Description: Microsoft’s Threat Intelligence Centre (MSTIC) has published the technical methods and activities relating to a Russian group tracked as SEABORGIUM. The blog details how the threat…
Researchers at WithSecure, a cybersecurity company formally known as F-Secure, have published research on an ongoing operation targeting organisations and individuals that manage Facebook Business accounts.
The operation, dubbed DUCKTAIL, has been seen scouting for businesses that use the Facebook Business/Ads platform and then targeting employees of businesses that may have access to their organisation’s account. WithSecure detailed how the threat actor named their malware files using keywords relating to products and brands with the aim of making it look like project development plans and business-related files.
The malware used in these attacks has the capability to scan the browsers on the victim’s device for session cookies from Facebook as well as personal information from the user’s machine, such as 2FA codes, geolocations and IP addresses, and user agents, as well as the name and birthday of the user.
If the victim has been accessing their personal account on the device, the malware will also steal email and user ID information, as well as scanning for any businesses associated with the personal account.
Notably, the malware can gain access to Facebook Business accounts associated with the victim’s personal Facebook account. It does so by attempting to add the threat actor’s email account to the business account, and if successful will attempt to give their account admin access and make themselves the finance editor of the business account.
This infographic explains the DUCKTAIL operation:
The full report from WithSecure can be found here.
Keeping all colleagues within your organisation informed on how to spot and report a phishing attack may help prevent your organisation from being hit with this attack.

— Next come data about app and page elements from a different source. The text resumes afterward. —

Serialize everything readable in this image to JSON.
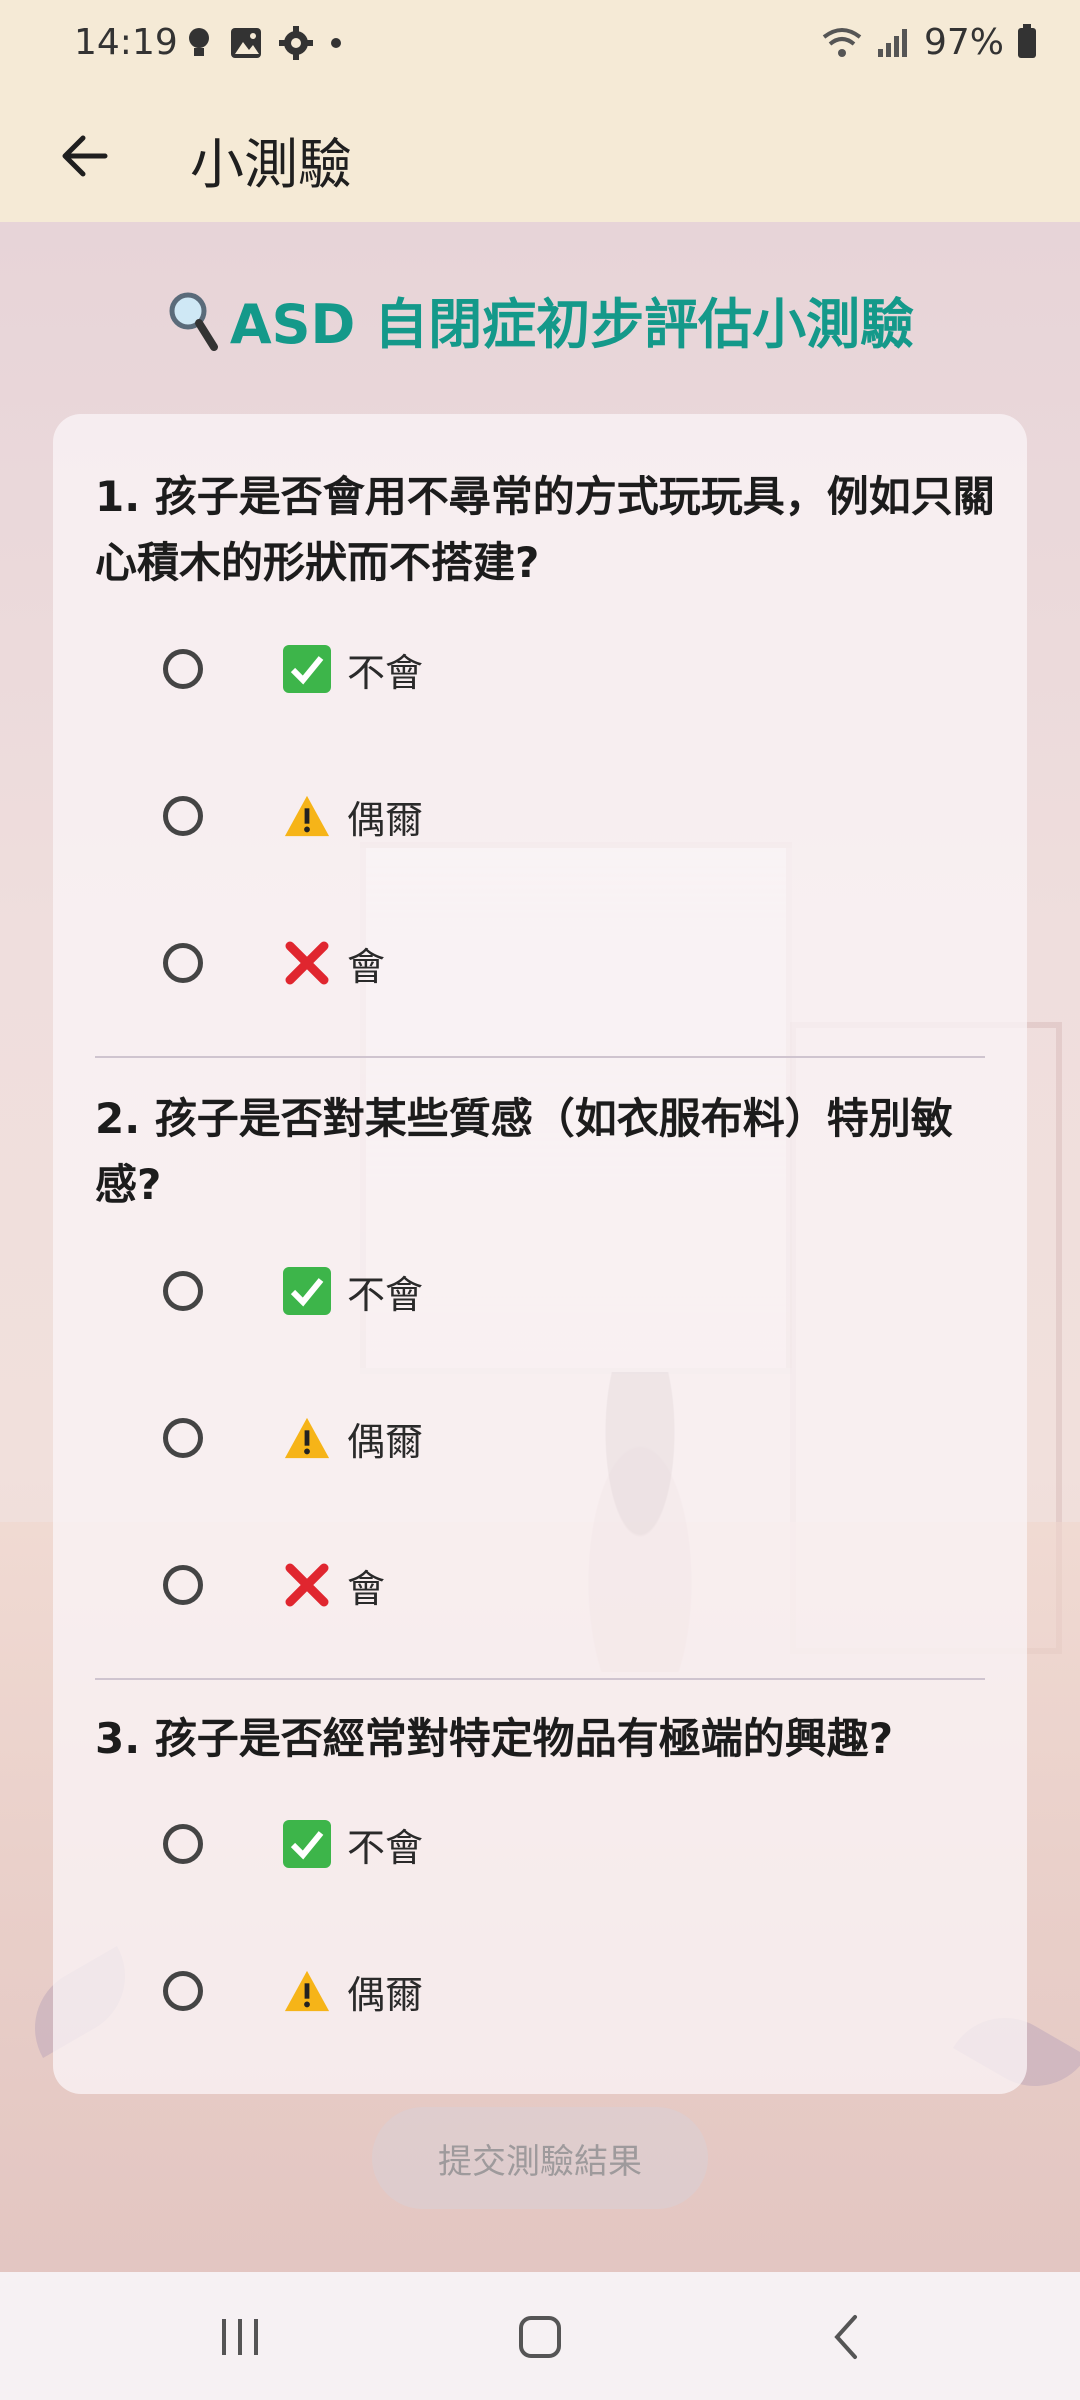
{
  "status_bar": {
    "time": "14:19",
    "battery": "97%"
  },
  "app_bar": {
    "title": "小測驗"
  },
  "quiz": {
    "title": "ASD 自閉症初步評估小測驗",
    "questions": [
      {
        "text": "1. 孩子是否會用不尋常的方式玩玩具，例如只關心積木的形狀而不搭建?",
        "options": [
          "不會",
          "偶爾",
          "會"
        ]
      },
      {
        "text": "2. 孩子是否對某些質感（如衣服布料）特別敏感?",
        "options": [
          "不會",
          "偶爾",
          "會"
        ]
      },
      {
        "text": "3. 孩子是否經常對特定物品有極端的興趣?",
        "options": [
          "不會",
          "偶爾"
        ]
      }
    ],
    "submit_label": "提交測驗結果"
  },
  "icons": {
    "title_icon": "magnifier-icon",
    "option_icons": [
      "check-mark-icon",
      "warning-icon",
      "cross-mark-icon"
    ]
  },
  "colors": {
    "accent": "#14998a",
    "app_bar_bg": "#f5ead6"
  }
}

Additionally, make sure to not keep passwords for social media accounts stored within your browser, as these can often be easily accessed by hackers (as seen in this attack). Instead, consider using a password manager to store password and username information, as these are often much better protected and harder to access by malicious users.

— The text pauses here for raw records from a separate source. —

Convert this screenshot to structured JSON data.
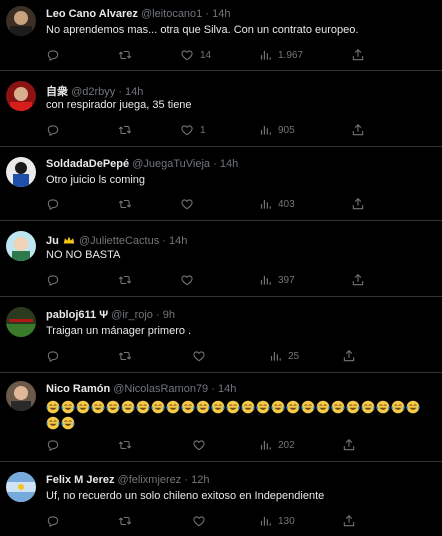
{
  "tweets": [
    {
      "name": "Leo Cano Alvarez",
      "handle": "@leitocano1",
      "time": "14h",
      "text": "No aprendemos mas... otra que Silva. Con un contrato europeo.",
      "replies": "",
      "retweets": "",
      "likes": "14",
      "views": "1.967"
    },
    {
      "name": "自衆",
      "handle": "@d2rbyy",
      "time": "14h",
      "text": "con respirador juega, 35 tiene",
      "replies": "",
      "retweets": "",
      "likes": "1",
      "views": "905"
    },
    {
      "name": "SoldadaDePepé",
      "handle": "@JuegaTuVieja",
      "time": "14h",
      "text": "Otro juicio ls coming",
      "replies": "",
      "retweets": "",
      "likes": "",
      "views": "403"
    },
    {
      "name": "Ju",
      "handle": "@JulietteCactus",
      "time": "14h",
      "text": "NO NO BASTA",
      "replies": "",
      "retweets": "",
      "likes": "",
      "views": "397"
    },
    {
      "name": "pabloj611",
      "handle": "@ir_rojo",
      "time": "9h",
      "text": "Traigan un mánager primero .",
      "replies": "",
      "retweets": "",
      "likes": "",
      "views": "25"
    },
    {
      "name": "Nico Ramón",
      "handle": "@NicolasRamon79",
      "time": "14h",
      "text": "",
      "emoji_count": 27,
      "replies": "",
      "retweets": "",
      "likes": "",
      "views": "202"
    },
    {
      "name": "Felix M Jerez",
      "handle": "@felixmjerez",
      "time": "12h",
      "text": "Uf, no recuerdo un solo chileno exitoso en Independiente",
      "replies": "",
      "retweets": "",
      "likes": "",
      "views": "130"
    }
  ],
  "sep": "·",
  "colors": {
    "bg": "#000000",
    "text": "#e7e9ea",
    "muted": "#71767b",
    "border": "#2f3336"
  }
}
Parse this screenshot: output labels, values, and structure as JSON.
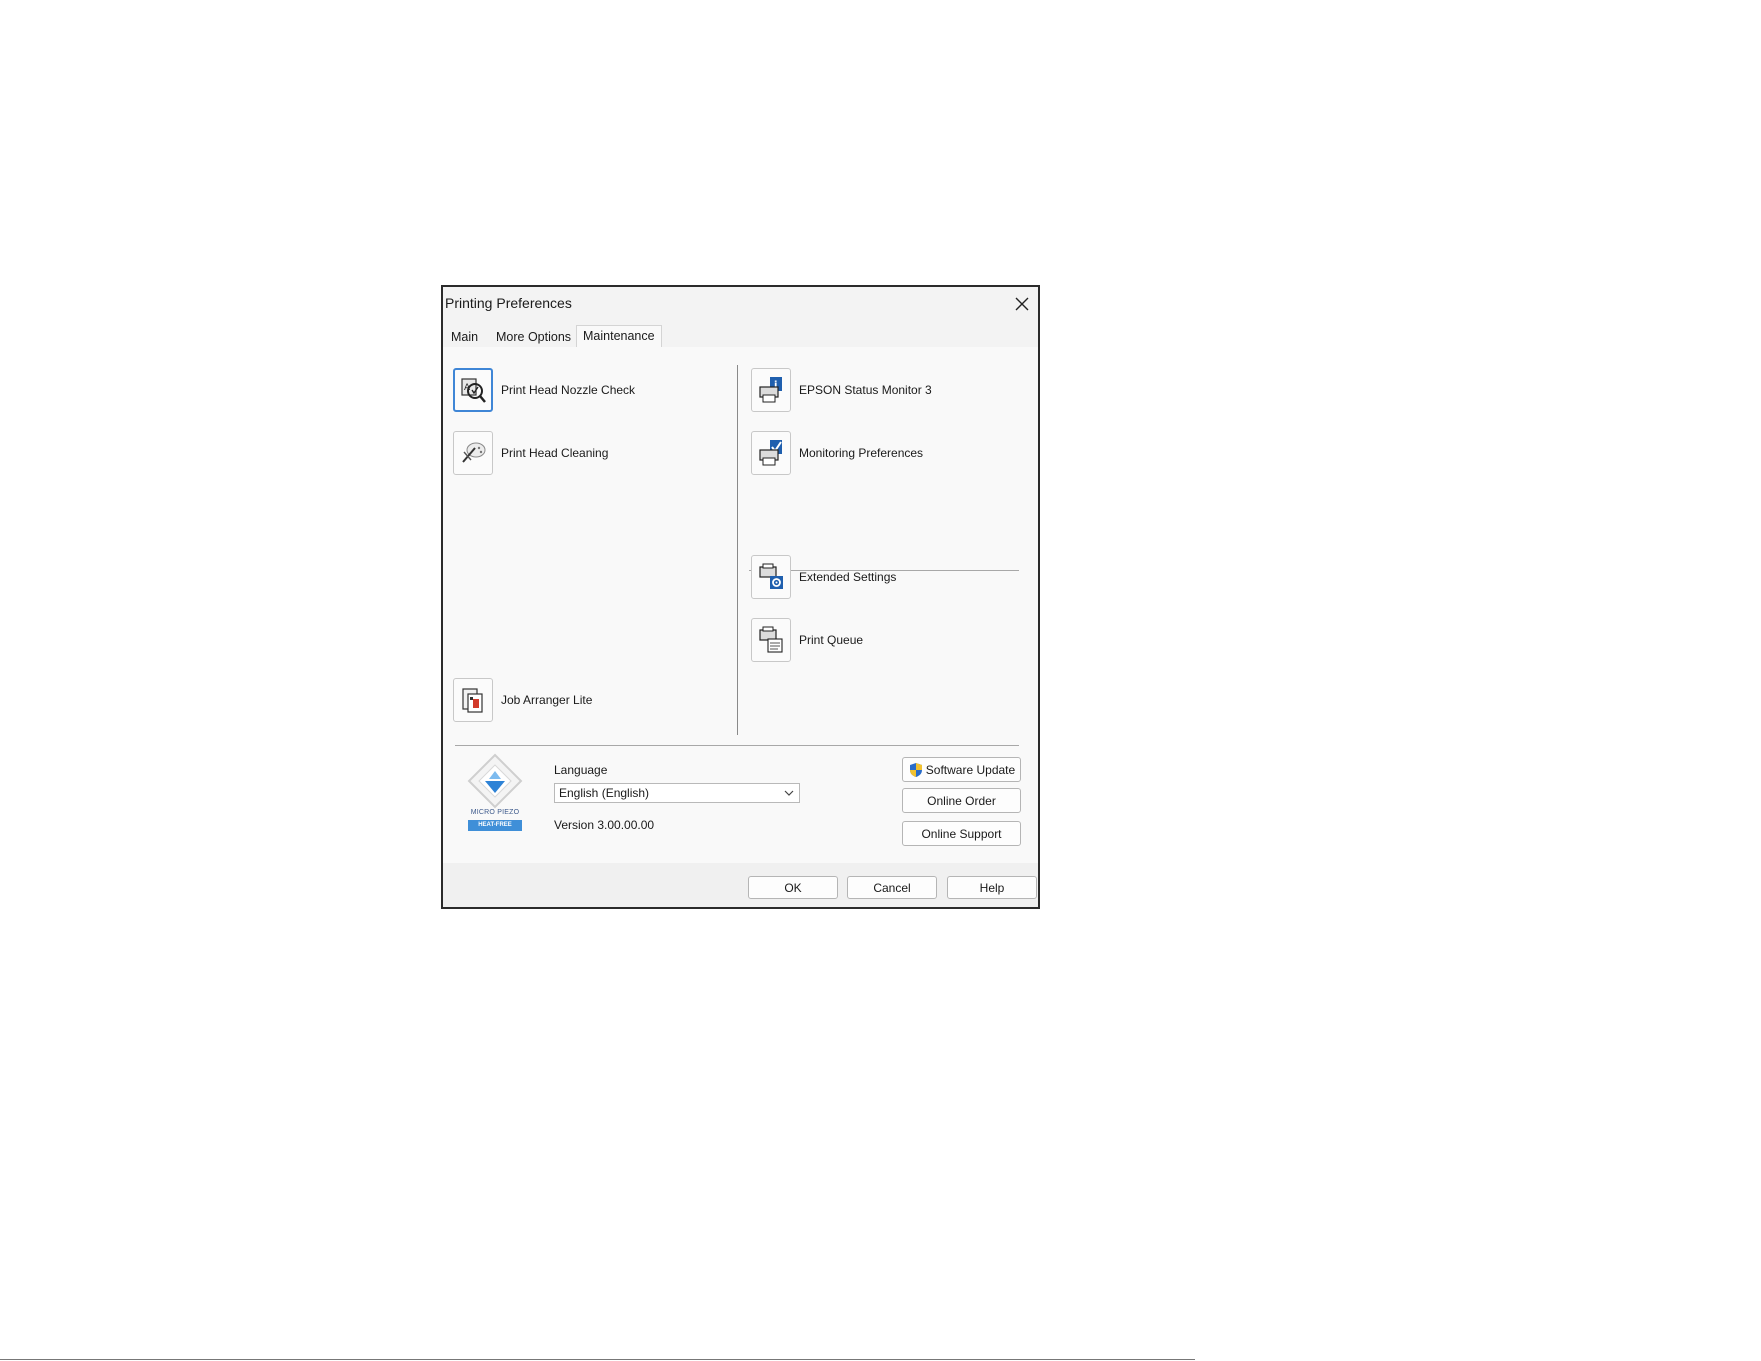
{
  "dialog": {
    "title": "Printing Preferences"
  },
  "tabs": [
    {
      "label": "Main",
      "active": false
    },
    {
      "label": "More Options",
      "active": false
    },
    {
      "label": "Maintenance",
      "active": true
    }
  ],
  "left_items": [
    {
      "label": "Print Head Nozzle Check",
      "icon": "nozzle-check-icon"
    },
    {
      "label": "Print Head Cleaning",
      "icon": "head-cleaning-icon"
    },
    {
      "label": "Job Arranger Lite",
      "icon": "job-arranger-icon"
    }
  ],
  "right_items": [
    {
      "label": "EPSON Status Monitor 3",
      "icon": "status-monitor-icon"
    },
    {
      "label": "Monitoring Preferences",
      "icon": "monitoring-preferences-icon"
    },
    {
      "label": "Extended Settings",
      "icon": "extended-settings-icon"
    },
    {
      "label": "Print Queue",
      "icon": "print-queue-icon"
    }
  ],
  "logo": {
    "line1": "MICRO PIEZO",
    "line2": "HEAT-FREE"
  },
  "language": {
    "label": "Language",
    "selected": "English (English)"
  },
  "version_text": "Version 3.00.00.00",
  "side_buttons": {
    "software_update": "Software Update",
    "online_order": "Online Order",
    "online_support": "Online Support"
  },
  "footer_buttons": {
    "ok": "OK",
    "cancel": "Cancel",
    "help": "Help"
  },
  "colors": {
    "focus_border": "#3f86d6",
    "brand_blue": "#3f8fd8"
  }
}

Organisations may wish to consider updating browser settings to have stricter cookie policies and for cookies to be cleared when the browser is closed, stopping session cookies from being held for longer periods than would be required.
Regularly reviewing users added to your Facebook Business account can also let you quickly see if there is a new and suspicious user added. Facebook has a page detailing how to do this here. Keep users to a minimum on your Facebook business account, if your business is targeted, there is less chance of an attack being successful.

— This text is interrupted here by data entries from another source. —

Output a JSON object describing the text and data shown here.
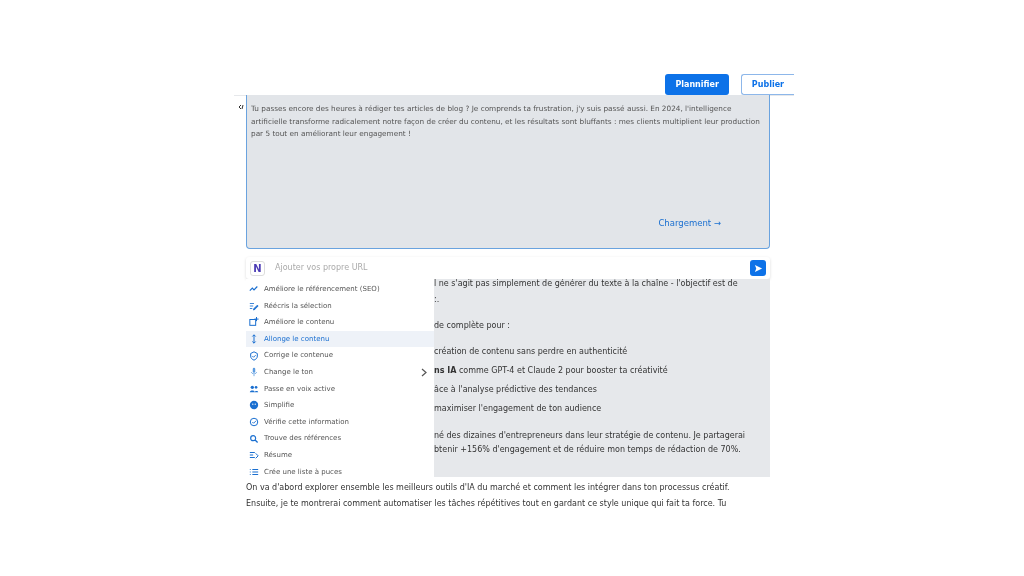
{
  "header": {
    "buttons": [
      {
        "label": "Plannifier",
        "kind": "primary"
      },
      {
        "label": "Publier",
        "kind": "outline"
      }
    ]
  },
  "editor": {
    "text": "Tu passes encore des heures à rédiger tes articles de blog ? Je comprends ta frustration, j'y suis passé aussi. En 2024, l'intelligence artificielle transforme radicalement notre façon de créer du contenu, et les résultats sont bluffants : mes clients multiplient leur production par 5 tout en améliorant leur engagement !",
    "status": "Chargement →"
  },
  "url_bar": {
    "placeholder": "Ajouter vos propre URL",
    "logo": "N"
  },
  "menu": [
    {
      "label": "Améliore le référencement (SEO)",
      "selected": false
    },
    {
      "label": "Réécris la sélection",
      "selected": false
    },
    {
      "label": "Améliore le contenu",
      "selected": false
    },
    {
      "label": "Allonge le contenu",
      "selected": true
    },
    {
      "label": "Corrige le contenue",
      "selected": false
    },
    {
      "label": "Change le ton",
      "selected": false,
      "submenu": true
    },
    {
      "label": "Passe en voix active",
      "selected": false
    },
    {
      "label": "Simplifie",
      "selected": false
    },
    {
      "label": "Vérifie cette information",
      "selected": false
    },
    {
      "label": "Trouve des références",
      "selected": false
    },
    {
      "label": "Résume",
      "selected": false
    },
    {
      "label": "Crée une liste à puces",
      "selected": false
    }
  ],
  "article_fragments": [
    "l ne s'agit pas simplement de générer du texte à la chaîne - l'objectif est de",
    ":.",
    "de complète pour :",
    "création de contenu sans perdre en authenticité",
    "**ns IA** comme GPT-4 et Claude 2 pour booster ta créativité",
    "âce à l'analyse prédictive des tendances",
    "maximiser l'engagement de ton audience",
    "né des dizaines d'entrepreneurs dans leur stratégie de contenu. Je partagerai",
    "btenir +156% d'engagement et de réduire mon temps de rédaction de 70%."
  ],
  "article_paragraph": [
    "On va d'abord explorer ensemble les meilleurs outils d'IA du marché et comment les intégrer dans ton processus créatif.",
    "Ensuite, je te montrerai comment automatiser les tâches répétitives tout en gardant ce style unique qui fait ta force. Tu"
  ]
}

https://labs.withsecure.com/publications/ducktail/ – Published July 26th